Turns out I am not a God. I thought I might be. I became a leader so early. The youngest to have that much so-and-so in company history. I was recruited by the owner for crying out loud. They said, "you have unlimited potential". The chosen one. I realize now at best, I am an … Continue reading Leader As A God
What are the ways leadership differs from management? Are modern pressures for speed and competitiveness causing an over-managed yet under-led Corporate America? I’ve been reading about this lately, and here’s what I’m starting to understand. At the head of many countries around the world there are separate managers and leaders. Russia’s President Dmitry Medvedev is … Continue reading How Leadership Differs From Management
What is the right way to create urgency in the workplace? I started reading John Kotter's Leading Change this week, and he discusses creating a sense urgency as the first step in meaningful organizational change. I wholly agree with the need for urgency, but I can't decide if I agree on all of Kotters's prescribed … Continue reading Disrupting Complacency Without Being A Caveman
Last week, I attended a luncheon where Steve Forbes was the special guest. He spoke about the importance of having a long term focus. “We have to remember to step away from the daily demands of our in-boxes and keep an eye on the big picture,” Forbes said. What does it mean to focus on … Continue reading Victory At All Costs
I was up later than usual Sunday night, too late for a work night. I was caught up watching one of my favorite bank robber movies, Heat. Long movie. Just as I was about to go to bed I saw the alert on my computer, “Osama bin Laden Killed.” I’ll never forget that moment. Just like … Continue reading Lessons From The Mission That Killed bin Laden
Eli Broad, famous billionaire and philanthropist said on "60 Minutes" last week, "civilizations are not remembered by their business people or bankers or lawyers, they are remembered by the arts." Can't managers be artists too? The bit reminded me of Seth Godin's book Linchpin. Seth says we can all be more like artists at work. Here's … Continue reading Can Managers Be Artists?
The fellow on the right is my grandfather, Nicholas Demma, in 1945. He was about my age making a stop in Hawaii on his way back from the Japanese theater. Shortly after this picture he entered the workforce as a small business owner in small town America. He worked long hard hours, led a simple … Continue reading Understanding Between Generations

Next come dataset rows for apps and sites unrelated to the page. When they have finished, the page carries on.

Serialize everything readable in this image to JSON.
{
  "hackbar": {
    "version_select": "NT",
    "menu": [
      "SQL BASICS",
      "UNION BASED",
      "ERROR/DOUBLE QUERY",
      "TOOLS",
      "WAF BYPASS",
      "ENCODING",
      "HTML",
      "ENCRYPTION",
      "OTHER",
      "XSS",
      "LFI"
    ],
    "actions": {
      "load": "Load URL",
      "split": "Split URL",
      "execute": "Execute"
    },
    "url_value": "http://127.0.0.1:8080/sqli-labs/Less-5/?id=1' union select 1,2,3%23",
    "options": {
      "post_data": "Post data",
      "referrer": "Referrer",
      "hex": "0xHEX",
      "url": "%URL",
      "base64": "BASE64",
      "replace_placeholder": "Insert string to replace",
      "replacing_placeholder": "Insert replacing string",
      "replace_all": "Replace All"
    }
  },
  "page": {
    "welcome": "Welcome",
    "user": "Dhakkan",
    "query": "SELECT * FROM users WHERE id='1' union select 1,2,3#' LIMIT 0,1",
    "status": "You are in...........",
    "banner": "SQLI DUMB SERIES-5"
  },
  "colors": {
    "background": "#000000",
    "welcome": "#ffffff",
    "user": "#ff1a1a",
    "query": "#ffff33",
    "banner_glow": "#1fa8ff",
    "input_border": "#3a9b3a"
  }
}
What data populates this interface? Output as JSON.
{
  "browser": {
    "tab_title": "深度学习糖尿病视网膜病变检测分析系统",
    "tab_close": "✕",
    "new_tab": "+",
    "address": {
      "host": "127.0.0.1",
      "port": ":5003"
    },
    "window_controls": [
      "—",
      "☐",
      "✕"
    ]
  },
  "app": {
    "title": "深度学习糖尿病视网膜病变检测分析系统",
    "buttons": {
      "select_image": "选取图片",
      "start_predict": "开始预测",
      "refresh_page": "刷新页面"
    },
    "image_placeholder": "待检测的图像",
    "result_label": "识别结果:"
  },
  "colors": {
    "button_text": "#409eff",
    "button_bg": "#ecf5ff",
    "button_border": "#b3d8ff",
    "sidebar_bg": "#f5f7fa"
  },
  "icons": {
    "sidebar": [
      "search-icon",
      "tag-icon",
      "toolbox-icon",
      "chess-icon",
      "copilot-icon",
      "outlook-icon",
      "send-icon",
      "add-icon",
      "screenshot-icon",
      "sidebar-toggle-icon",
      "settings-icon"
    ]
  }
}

I was listening to Howard Stern the other day when a caller told him "You're so lucky that you made it in your field." "Luck had nothing to do with it," Stern said. "You have no idea how intensely I had to work to make it in radio. I would lock myself in my room … Continue reading Hard Work and Gen Y: Friends or Enemies?
Gravity keeps the earth rotating perfectly around the sun. If that gravitational force became any weaker, we would drift away from the sun forever. Trust is the gravity that keeps our relationships in orbit - including work relationships. The first step to building trust is to trust others. Here's how I think we complete step … Continue reading Management Skills: Be Trustworthy
When I first became a manager at the age of twenty, I tried to make friends instead of managing my team. That was a miserable failure. Then I tried to manage without building relationships. I thought I had it all figured out until I received the results of my first employee satisfaction survey. People described … Continue reading Management Skills: Trusting Others
The study of ethics is the study of decisions between right and wrong, and, in business, ethics is about decisions between right and wrong in the face of financial incentives. Game theory states that individuals make decisions that maximize their own utility. In organizations this leads to conflict between principals and their agents. A company … Continue reading Ethics Series Part 3: Leadership Trust, Pay and Pipeline
Last week we discussed the pickle or ethical dilemma of empire building. Sales managers, like our hypothetical friend Tom Hansen from Ethics Corp, are motivated through bonuses and advancement opportunities to expand their responsibility beyond its optimal size. Empire building is part of a deeper ethical problem for organizations called the agency problem. Fundamentally, individuals … Continue reading Ethics Series Part 2: Incentives and Compensation
One of my favorite moments in sports is when a baseball runner gets caught in a pickle. Trapped between two bases with fielders chasing him down from both sides, the runner's athletic talents along with his decisiveness are put to the test. Sadly, it usually doesn't work out well for the runner. Over the next … Continue reading Ethics Series Part 1: Empire Building
The Days Before I now realize how clueless I was in the days leading up to Jack's birth. I had nine months to talk myself through the process and develop expectations about what our lives would be like once the baby was here. Boy, I wasn't even close. One thought I had remains true –– … Continue reading On Becoming A Father
I have been thinking about values a lot lately. What is most important to me? What am I willing to go to the mat for? And what are values anyway? Maybe values are like the stone we carve the statue of our character into. Our behaviors, like the sculpture's tools, shape how others will come … Continue reading Values: What’s Our Core Made Of?